“When you’re 13, you try graffiti for 13-year-old reasons,” Ola reflects. “I wasn’t allowed to be out that long. I was so young, you know, making up all these strategies on how to get away. I got a kick out of it.”
Despite the circumstances of his start, the second Ola picked up a spray can he knew that street art was his calling. After that first session he sought out real gigs painting cafes and shops in his Swedish hometown, but he also continued to be enamored with the counterculture spirit graffiti embraces.
“It’s all about finding the right spot. The risk and logistics of it,” explains Ola. “You’re doing something that you’re not allowed to do, according to society. You are getting harassed by police and lying to your parents. It definitely comes with discipline.”

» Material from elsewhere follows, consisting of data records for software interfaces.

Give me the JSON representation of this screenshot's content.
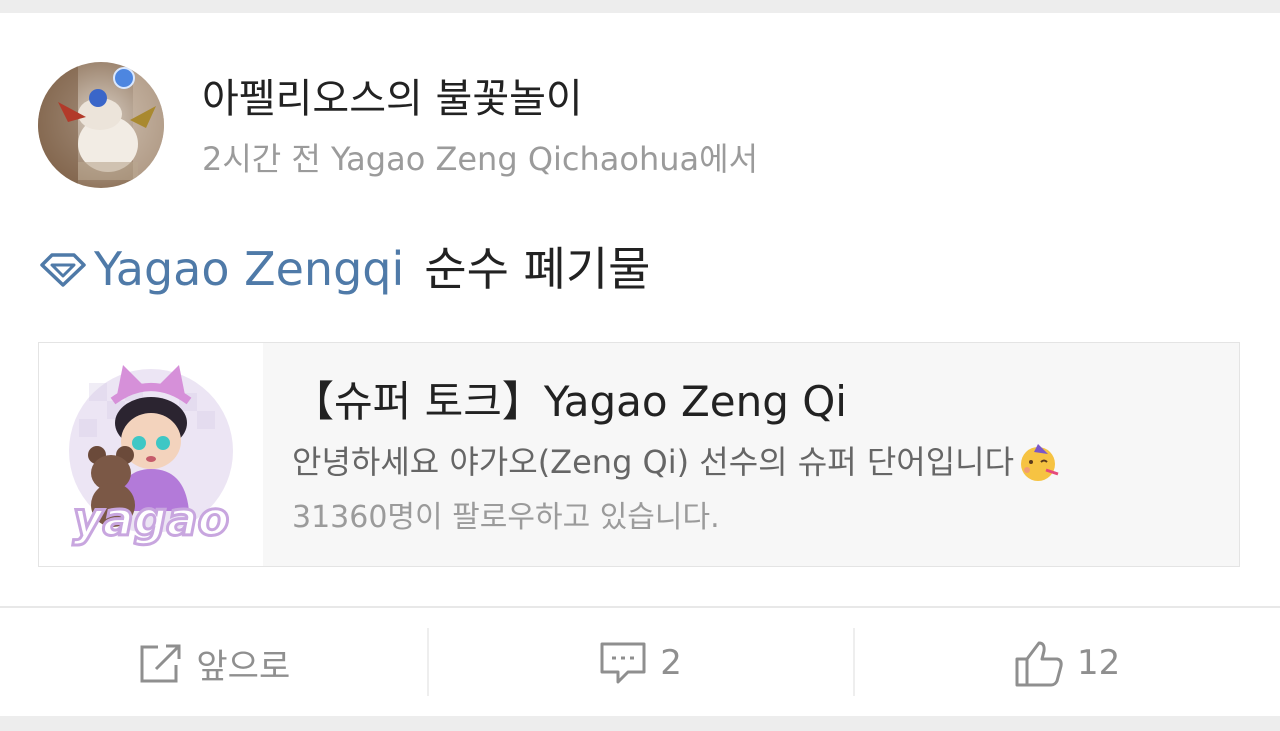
{
  "post": {
    "author": "아펠리오스의 불꽃놀이",
    "meta": "2시간 전 Yagao Zeng Qichaohua에서",
    "topic_link": "Yagao Zengqi",
    "text": "순수 폐기물"
  },
  "topic_card": {
    "title": "【슈퍼 토크】Yagao Zeng Qi",
    "description": "안녕하세요 야가오(Zeng Qi) 선수의 슈퍼 단어입니다",
    "followers": "31360명이 팔로우하고 있습니다.",
    "thumbnail_text": "yagao"
  },
  "actions": {
    "forward_label": "앞으로",
    "comment_count": "2",
    "like_count": "12"
  },
  "colors": {
    "topic_link": "#4f7aa8",
    "text": "#222222",
    "muted": "#9b9b9b"
  },
  "icons": {
    "topic": "supertopic-diamond-icon",
    "forward": "forward-icon",
    "comment": "comment-icon",
    "like": "thumbs-up-icon",
    "emoji": "partying-face-emoji"
  }
}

It was this discipline that ultimately launched Ola’s successful career. After making circles on his bike in NYC, asking store owners if he could tag their walls, a landlord saw Ola in the street and offered him a job.
“He stopped me to ask if I would paint his house, and that house happened to be on Manhattan avenue,” recalls Ola. “It opened up a whole new world.”
Ola spray painting a mural in his hometown of Malmö, Sweden.
Appreciating art beyond the walls
These days Ola is an internationally celebrated muralist, with over 50 gallery exhibitions under his belt and commissions by some of the world’s most iconic brands, including Adidas, Carhartt, and Absolut. But even though Ola’s made a splash in the art world, he still struggles with calling himself an artist.
“I don’t use the phrase too much.” he says. “Not because it’s a lie or because I feel like I’m not an artist, but because it’s more.”
He goes on to explain that the heart of his work exists outside the high-end gallery shows and long days stuck in the studio, stating “I need to be out there. Walking around, discovering places, climbing things.” Ola also points out that graffiti is as much about the community as it is about the tangible pieces of art.
“Nowadays, the things I appreciate the most are the bridges it’s built for me to foreign cultures and how it can navigate me wherever I am in the world,” he says. “I have a network that takes care of me. I know street ambassadors in every city that have minds like mine. To this day that is the biggest value of graffiti.”
Ola adds that he simply doesn’t like to be put in a folder.
“The art world is the art world, but passion is passion and you are you,” he says. “There are so many aspects that are bigger than the actual painting.”
Ola's signature 'skullnins' emblem seen here in Havana, Cuba
Creating a ripple effect of creativity
As someone who’s spray painted everything from abandoned buildings to luxury storefronts, Ola didn’t bat an eye when we asked him to tag our official Radinn van. Painting the side with his signature “skullnins” emblem, he told us how closely his own principles—and the culture surrounding street art—mirror Radinn’s “Make Waves” motto.
Ola was eager to leave his mark on the official Radinn van.
“If you are actually making waves, that means other people can surf them,” Ola figuratively explains. “It’s like making rings in water. Small things that can grow and spread and affect. To inspire and stimulate, I think, is more important than getting props or acceptance.”
Ola deeply believes in the power of this so-called ripple effect, especially early on.
“Every kid, every human, is an artist from the beginning,” he says. “All children have certain phases where they like to paint, it’s just what happens to you along the journey that makes it stick or not.”
For Ola, that means staying curious, putting himself out there, and finding the freedom to tap into his unique creative spirit.“One of the blessings of us being born as human beings is that we all have an unexplainable urge to create. People are not always raised to think this free, to act on the need you have to express yourself. But that’s been my filter. That’s been my tool to discover things in life.”
“You cannot record or document an experience. You can only experience it at that moment. Jetboarding is a lot like graffiti in this way. It has the physical and geographic aspect. It’s a present artform.”